Cage Info:
  • Cage Type - Reptibreeze all-screen cage (18x18x36)
  • Lighting - Reptisun 5.0 UVB 18” T5 linear. Zoomed basking lamp.
  • Temperature - 75 degree ambient daytime, 65 degree nighttime, 85 degree basking spot.
  • Humidity - 50% daytime, 70% nighttime.
  • Plants - Ficus benjamina, Schefflera, Dracaena.
  • Placement - In front of West-facing window, on 4’ shelf.
  • Location - East Bay Area California

Current Problem - Stuck shed on tip of tail.
 

MzLaurie11

Established Member
Remove thst shed immediately. The only areas you should assist are tail and legs as it will cut off circulation and that area will die or deform.
 

bbyoda

Chameleon Enthusiast
Hey there! They are dry shedders so your misting and showers are actually impeding any shedding progress.

I see a couple other things that you'll want to address. One is supplementation. Repashy Calcium Plus every feeding is over supplementing vitamins.

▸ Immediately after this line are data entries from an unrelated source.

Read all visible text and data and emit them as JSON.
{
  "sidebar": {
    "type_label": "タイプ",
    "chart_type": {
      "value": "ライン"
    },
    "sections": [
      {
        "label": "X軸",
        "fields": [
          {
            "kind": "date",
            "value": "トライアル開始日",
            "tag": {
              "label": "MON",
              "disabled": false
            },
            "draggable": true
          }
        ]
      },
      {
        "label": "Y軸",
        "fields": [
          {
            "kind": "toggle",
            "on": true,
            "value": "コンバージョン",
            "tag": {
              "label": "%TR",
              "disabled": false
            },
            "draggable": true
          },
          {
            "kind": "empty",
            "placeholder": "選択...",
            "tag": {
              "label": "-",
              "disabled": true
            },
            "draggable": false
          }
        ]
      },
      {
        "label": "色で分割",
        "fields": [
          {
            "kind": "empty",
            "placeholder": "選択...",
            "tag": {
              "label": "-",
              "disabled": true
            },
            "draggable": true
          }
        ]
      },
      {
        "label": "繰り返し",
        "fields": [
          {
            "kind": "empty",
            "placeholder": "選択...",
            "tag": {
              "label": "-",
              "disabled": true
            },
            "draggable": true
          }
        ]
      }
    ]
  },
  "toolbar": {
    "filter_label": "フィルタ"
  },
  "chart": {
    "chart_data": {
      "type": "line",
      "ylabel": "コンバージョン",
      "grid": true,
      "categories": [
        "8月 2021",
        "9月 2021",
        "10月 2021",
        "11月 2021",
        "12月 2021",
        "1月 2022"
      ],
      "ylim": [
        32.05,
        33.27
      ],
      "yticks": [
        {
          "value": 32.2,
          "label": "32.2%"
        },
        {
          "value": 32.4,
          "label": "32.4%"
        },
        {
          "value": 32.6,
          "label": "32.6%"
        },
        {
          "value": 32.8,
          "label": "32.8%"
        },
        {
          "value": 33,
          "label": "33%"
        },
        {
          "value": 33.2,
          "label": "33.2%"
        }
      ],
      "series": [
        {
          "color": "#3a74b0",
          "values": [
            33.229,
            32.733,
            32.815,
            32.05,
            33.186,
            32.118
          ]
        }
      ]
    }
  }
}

You want to dust with a calcium supplement without phosphorus every feeding. Then multivitamin and D3 less frequently (usually once a month alternating between the two or every two weeks if combined). I do Reptivite with D3 every two weeks and reptical for any other feedings.

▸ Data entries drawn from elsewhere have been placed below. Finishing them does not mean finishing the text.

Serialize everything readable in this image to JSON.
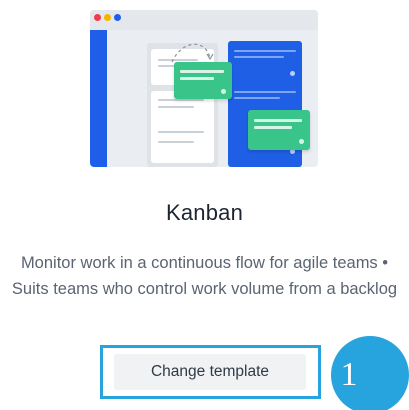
{
  "template": {
    "name": "Kanban",
    "description": "Monitor work in a continuous flow for agile teams • Suits teams who control work volume from a backlog",
    "button_label": "Change template"
  },
  "annotation": {
    "step_number": "1"
  },
  "illustration": {
    "name": "kanban-board-illustration",
    "window_dot_colors": [
      "#f03a4f",
      "#f5b400",
      "#1f5ee8"
    ]
  },
  "colors": {
    "accent_highlight": "#27a3dd",
    "board_blue": "#1e5fe6",
    "card_green": "#39c58a",
    "title_text": "#1d2530",
    "body_text": "#5a6472"
  }
}
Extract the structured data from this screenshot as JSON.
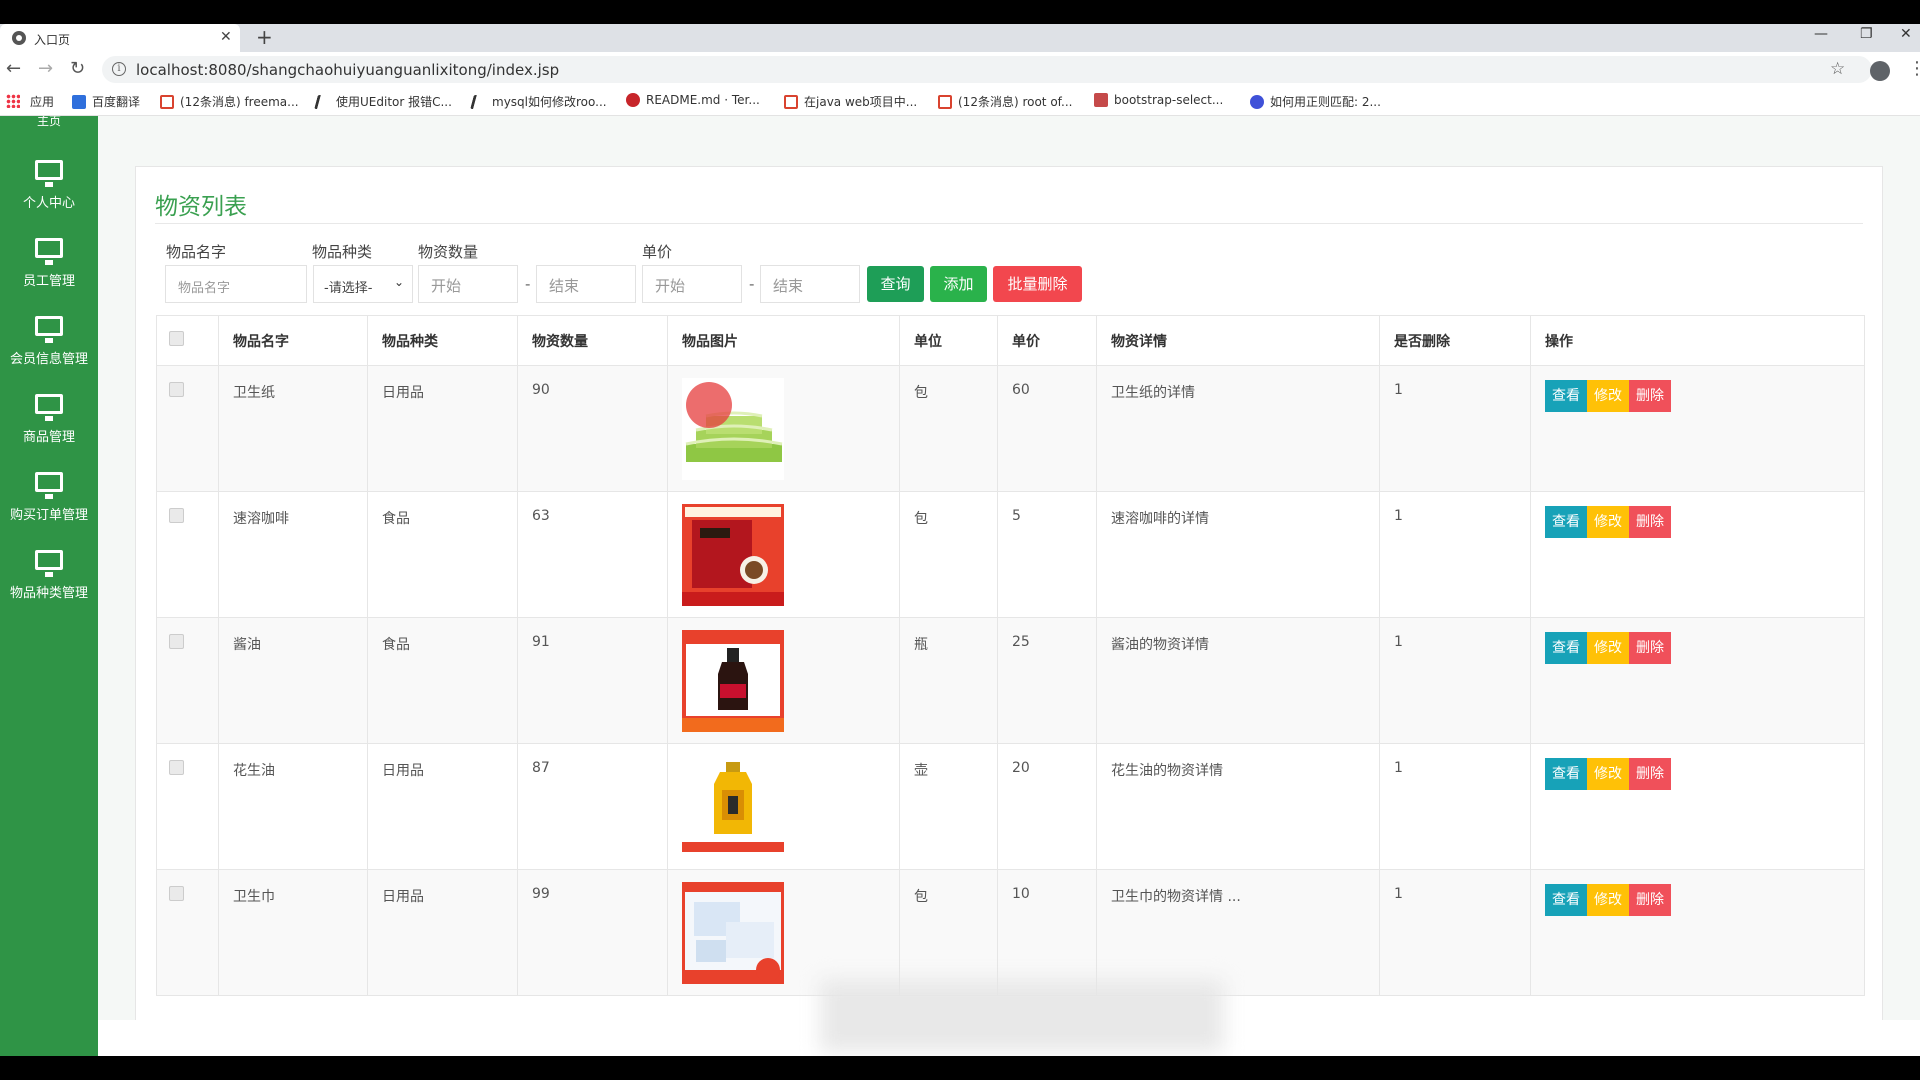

You'll want to upgrade him to the minimum cage size of 24x24x48 pretty soon, they grow fast, and you'll want to get a longer UVB bulb for the bigger cage so it spans the entire length.

He's a cutie!! Glad you're keeping an eye on him and troubleshooting your husbandry 😁
 

Calavera

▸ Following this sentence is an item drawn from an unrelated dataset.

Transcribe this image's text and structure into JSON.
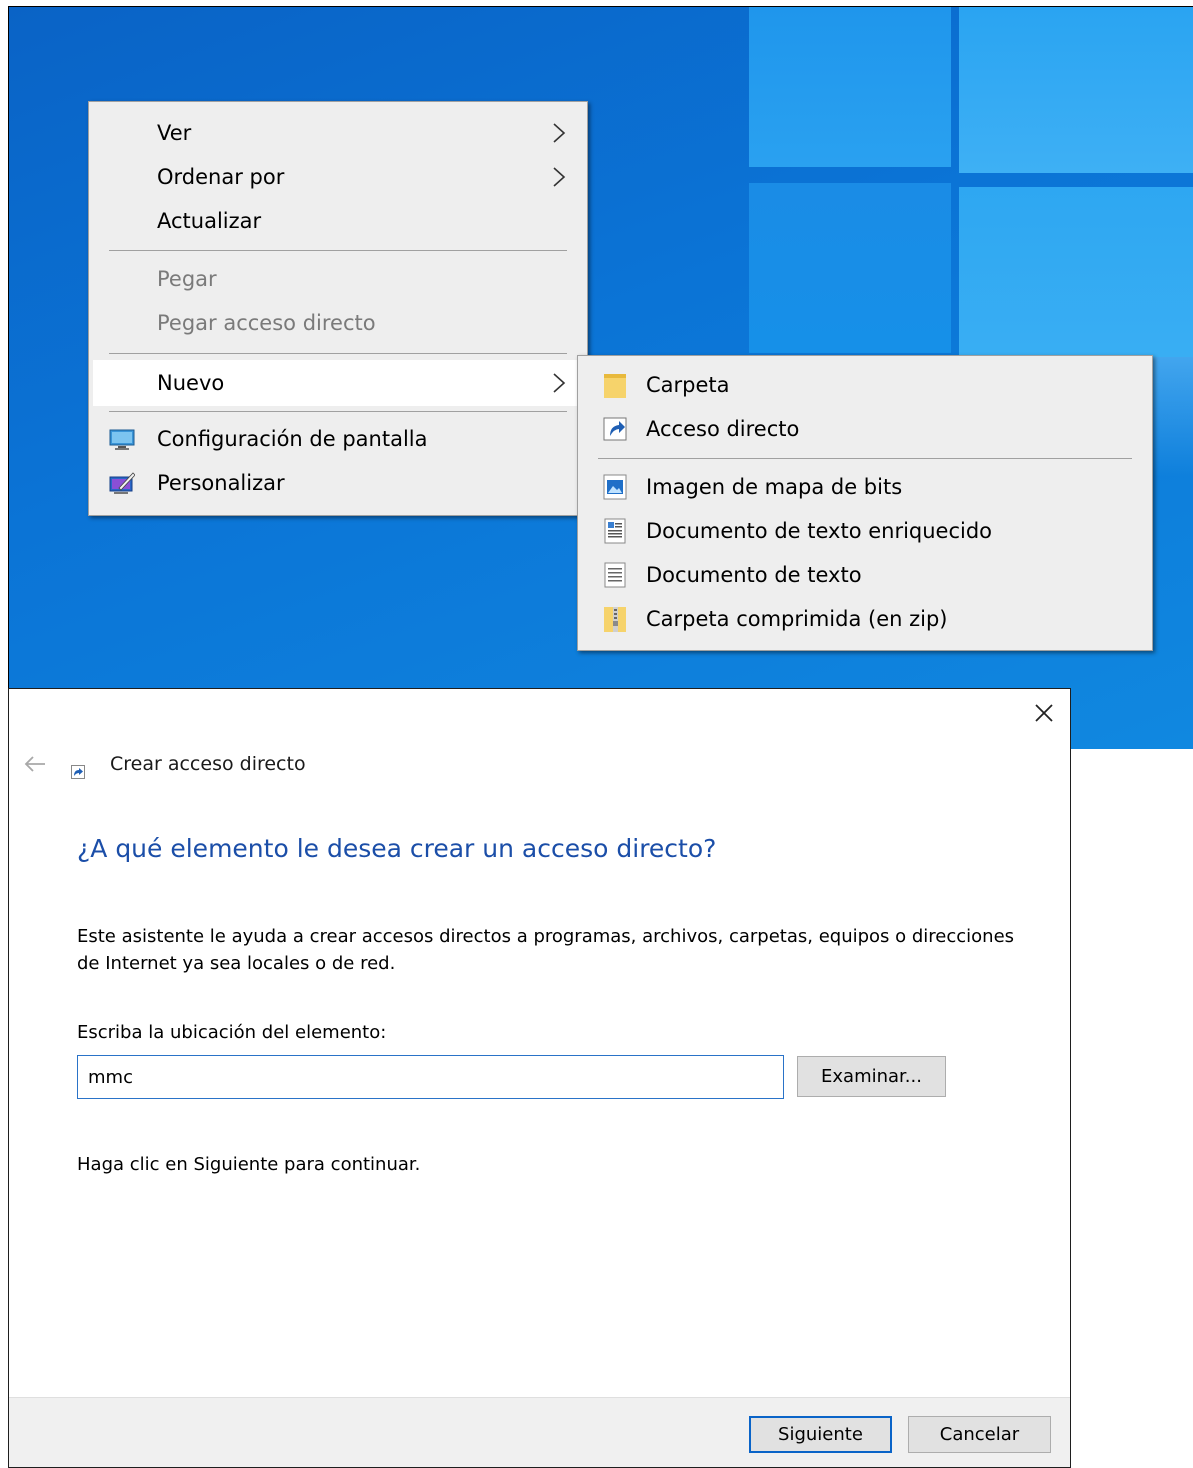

Established Member
Thanks for the feedback, all! So, after literally an hour of soakin’ and pokin’, I was able to remove the band of dead skin. I used the blunt end of a sewing needle and a q-tip to gently rub away the stuck shed. Here are the results:

6D92268B-B21B-4C9F-97F4-3203237E5A0A.png
BC3C7303-53B9-493B-8A45-A6AFC9285C0C.png
90C6BE9E-F3DC-4ED9-B415-743B84697281.png

Once the skin was removed, the portion of tail below may have appeared slightly darker, but this morning it seems to be the same color as the rest of the tail. Also, it appears to be alive and functional, as he’s able to curl it up. :)
Based on these facts, I think I got to it soon enough to avoid necrosis, but I guess only time will tell. What do you all think? As always, thanks so much for the help! :)

-Cala
 

bbyoda

Chameleon Enthusiast
Thanks for the feedback, all! So, after literally an hour of soakin’ and pokin’, I was able to remove the band of dead skin. I used the blunt end of a sewing needle and a q-tip to gently rub away the stuck shed. Here are the results:

View attachment 315723View attachment 315724View attachment 315725
Once the skin was removed, the portion of tail below may have appeared slightly darker, but this morning it seems to be the same color as the rest of the tail. Also, it appears to be alive and functional, as he’s able to curl it up. :)
Based on these facts, I think I got to it soon enough to avoid necrosis, but I guess only time will tell. What do you all think? As always, thanks so much for the help! :)

-Cala

Tail movement is a great sign. I see a very small white piece at the end in the pic with the tail curl - might just be a trick of the light? Always good to keep a close eye on our chameleons.
 

Lindasjackson

Chameleon Enthusiast
I know we’re not supposed to remove shed because it could damage their skin but in this case I think it was necessary. Great job!
 

Beman

Chameleon Enthusiast
Soaking it was what made it worse. Makes it stick even more and restrict. So in the future no soaking any part of the chameleon. You need to keep an eye on the tip of the tail. If it starts turning black then you need a reptile vet asap.
 

MzLaurie11

Established Member
Tail movement is a great sign. I see a very small white piece at the end in the pic with the tail curl - might just be a trick of the light? Always good to keep a close eye on our chameleons.
Great job. The skin color looks fine so no necropsy! As explainedby another member they are dry shedders so taking them into steamed up bathrooms is not good. Also you have to use hot water to get it steamed up and taking them back and forth from a hot steamed up bathroom to say your hallway can cause respitory issues as it can shock their system. Many people think that a steamed up bathrooms can take the place of lack of misting or low humidity levels to help a cham but it can actually hurt them because theydont sweat like we do. so glad youcame to the forum for advice.
 
Top Bottom